In fact, the National Academies of Science are actually interested in collecting more data to move from correlation to causation. And the gun lobby is fighting tooth and nail to keep the US government from collecting that data – because it’s “fascism.”

Read on and look for some hard evidence amidst the anecdotes about Great Britain post World War I. Page 664 is the next time you see a chart with data.

Table 2

Again, we’re looking at decade-old data from Russia, Luxembourg and Belarus, not exactly America’s peers in terms of demographics, standards of living and the rule of law. More to the point, look at the columns with “banned” versus “allowed.” This is a terribly deceptive chart. Yes, France and Germany  and Norway allow handguns – but in France and Germany only allow them in very specific cases, and you must register them with the government after thorough background checks. In Norway, you must apply for a license for all guns and declare to the federal government your reason for needing a gun – usually hunting or sport shooting. Self-defense is not an acceptable reason to own guns in Norway. Kates and Mauser are trying to insinuate that these countries have the same policies as the United States, but this is simply wrong.

The work featured shoddy intellectual technique at every turn. Much of the writing here makes a definitive claim in its opening statement, such as “That murderers are not ordinary, law‐abiding responsible adults is further documented in other sources,” but it fails to support the notion before moving on to others topics. In this case, the authors start talking about how mental illness is behind the majority of gun crimes, then they cite a single study about juvenile murders without expanding on its argument.

They make a general statement that contradicts recent work by the medical profession (cited in my piece) that shows a negligible connection between mental illness and gun violence, then make a statement about juveniles (a subset of the population) showing psychosis or psychotic symptoms (open to discussion) – and then move quickly to criminals having a prior record? In the same paragraph, they go from – “crimes are only committed with guns by the crazy” to “juveniles show psychotic symptoms” to “criminals have prior records.” Throughout the paper, they make one unsubstantiated claim after another.

Kates and Mauser talk about “defensive” use of guns. Where’s the chart filled with data, country by country? Why can’t they show in a clear fashion the number of times guns are used “for good?”

And where is the data about suicide from country to country?

Since this is a comparison to the developed world with the intention of showing the “misconceptions” about gun control being effective, why don’t the authors put up the  data about US gun violence – 9146 gun homicides a year, 19,000 gun suicides, 415,000 gun crimes – and compare them directly to the industrialized world? It could have something to do with the fact that Japan has 11 gun homicides per year, France has 37, and so on.

Page 675: A chart of all Eastern Bloc nations with data dating back a decade or more.

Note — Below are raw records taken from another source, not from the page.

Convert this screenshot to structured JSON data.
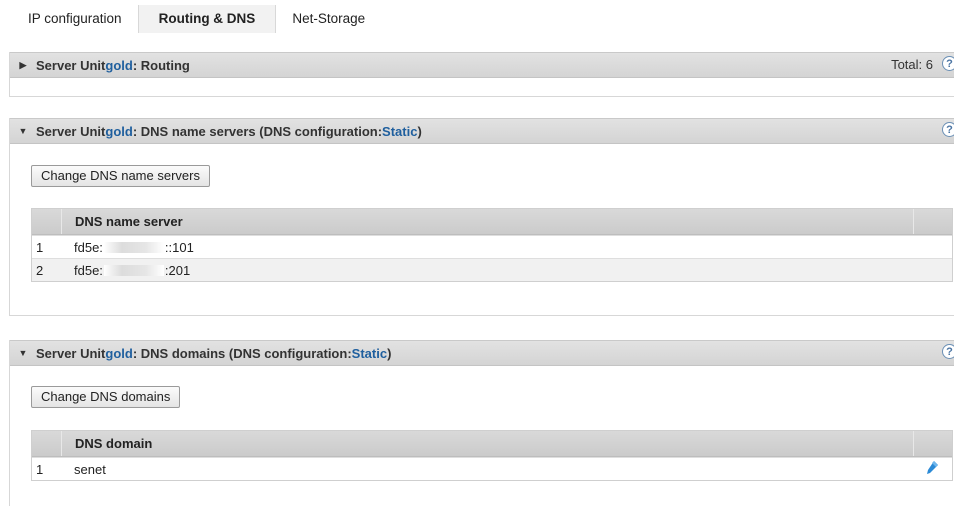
{
  "tabs": [
    {
      "label": "IP configuration"
    },
    {
      "label": "Routing & DNS"
    },
    {
      "label": "Net-Storage"
    }
  ],
  "routing": {
    "prefix": "Server Unit ",
    "unit": "gold",
    "suffix": ": Routing",
    "total": "Total: 6"
  },
  "dns_servers": {
    "prefix": "Server Unit ",
    "unit": "gold",
    "middle": ": DNS name servers (DNS configuration: ",
    "mode": "Static",
    "close": ")",
    "button": "Change DNS name servers",
    "column": "DNS name server",
    "rows": [
      {
        "num": "1",
        "prefix": "fd5e:",
        "suffix": "::101"
      },
      {
        "num": "2",
        "prefix": "fd5e:",
        "suffix": ":201"
      }
    ]
  },
  "dns_domains": {
    "prefix": "Server Unit ",
    "unit": "gold",
    "middle": ": DNS domains (DNS configuration: ",
    "mode": "Static",
    "close": ")",
    "button": "Change DNS domains",
    "column": "DNS domain",
    "rows": [
      {
        "num": "1",
        "value": "senet"
      }
    ]
  },
  "help_symbol": "?",
  "icons": {
    "collapsed": "triangle-right-icon",
    "expanded": "triangle-down-icon",
    "help": "help-icon",
    "edit": "edit-icon"
  }
}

Table 3

I’ll stop here. This is an elaborate scam. It is to gun violence what the Exxon-funded climate deniers are to global warming, what the RJ Reynolds-funded studies were to cigarettes – an attempt to make an academic-looking cover for an idea that is obviously specious. I am in shock that Harvard looked at the intellectual work behind this and chose to publish it. Was there peer review here? How did they approve a paper that strays so far from its original thesis statement to include old data that excludes every nation which would demolish the authors’ thesis, such as Japan, France and New Zealand? In the opening of the article, the authors decry “comparisons that are unrepresentative” and then give you decade-old stats about Belarus and Moldova while insinuating that Germany and Norway are examples of US-style gun laws!

This is the quality of the academic output from the “gun control doesn’t ever work” camp. It should be no wonder why the gun lobby prefers to remain in the area of dramatic hypotheticals, because this is the level of quantitative research that underlies their public statements.